Our last company visit was to Slack. This was one of the nicest aesthetically designed offices in our visit to San Francisco. Located in the heart of San Francisco adjacent to the Salesforce Tower, most of us daydreamed wanting to work here just for the view of the Salesforce living roof, coffee, and snacks displayed all around every floor. We actually saw more themed lounge areas than actual office cubicles. One mezzanine floor even had been designed as a home living room with couches and a 8-seat dining table.

After our fascinating tour of the Slack office we sat with a member of the product marketing team, a recruiter, and three product managers of the company. The recruiter explained to us the hiring process, internship opportunities for MBAs, and the structure of the internship programme. Then a member of the product marketing team walked us through many features of Slack, the very app we used to plan the trek. We even got a good taste of how “Slack uses Slack.” The PMs, who themselves were MBA graduates, spoke about how their MBA helped them navigate the ambiguity and self-confidence challenges that exist in the competitive nature of the tech and business industry. We were enlightened by this quote in particular: “We only experience 0.000001% of the world, yet that shapes over 80% of our perspective and decisions. That means we will never know everything, so don’t act like you do.” These PMs largely talked about positive company culture, their own MBA experience and what it means to take initiatives in every aspect of their job to be a successful PM.

Takeaways and lessons learnt.
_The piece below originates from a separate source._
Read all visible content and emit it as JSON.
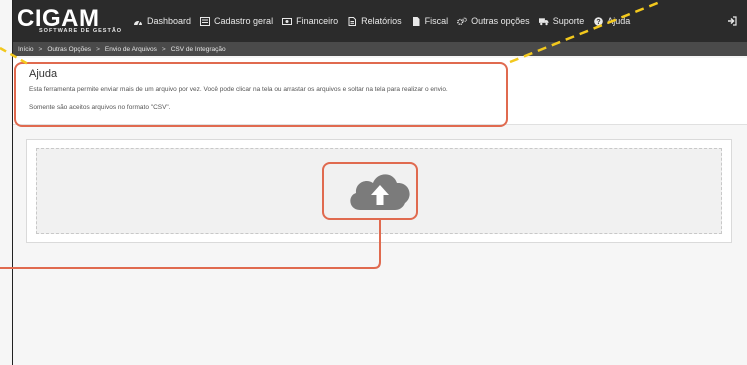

Most of us have stayed in the same industry in our entire careers. This trek was very enlightening because it enabled us to dive into the heart of the tech industry and its culture, to expand our own perspectives of its growth over the past several decades. It sparked a curiosity in us to continue to explore other industries and reflect on the kinds of work cultures that are right for each of us. We’re ultimately most grateful to be part of this trek because of the wonderful people we met. We had an opportunity to meet and bond with very bright incoming MBAs from Cambridge, who all embody qualities we admire. We are a diverse group with different backgrounds yet have so much in common. The time we’ve spent together highlights the transformative nature of the Cambridge MBA programme. It is easy to see how spending time with people with such unique perspectives and fluid personalities, will ultimately lead to formative change during the period of a year. Just three days together has already demonstrated the truth of this process. All in all, we’re very excited for what’s to come and the Silicon Valley trek gave us a taste of that. 

As for the lessons we learned from the organisations we visited, we are better individuals for the insightful life and career advice that the professionals we met with were so kind to offer. Although some of the advice was difficult to hear at times, it is apparent that the harshest lessons are the most transformative. This is a truth that we expect to experience in full force as we dive into the heart of the Cambridge MBA programme.

We thank all those of you who participated in this trek. Each one of us contributed in such a unique way to make this a successful learning experience. See you in school!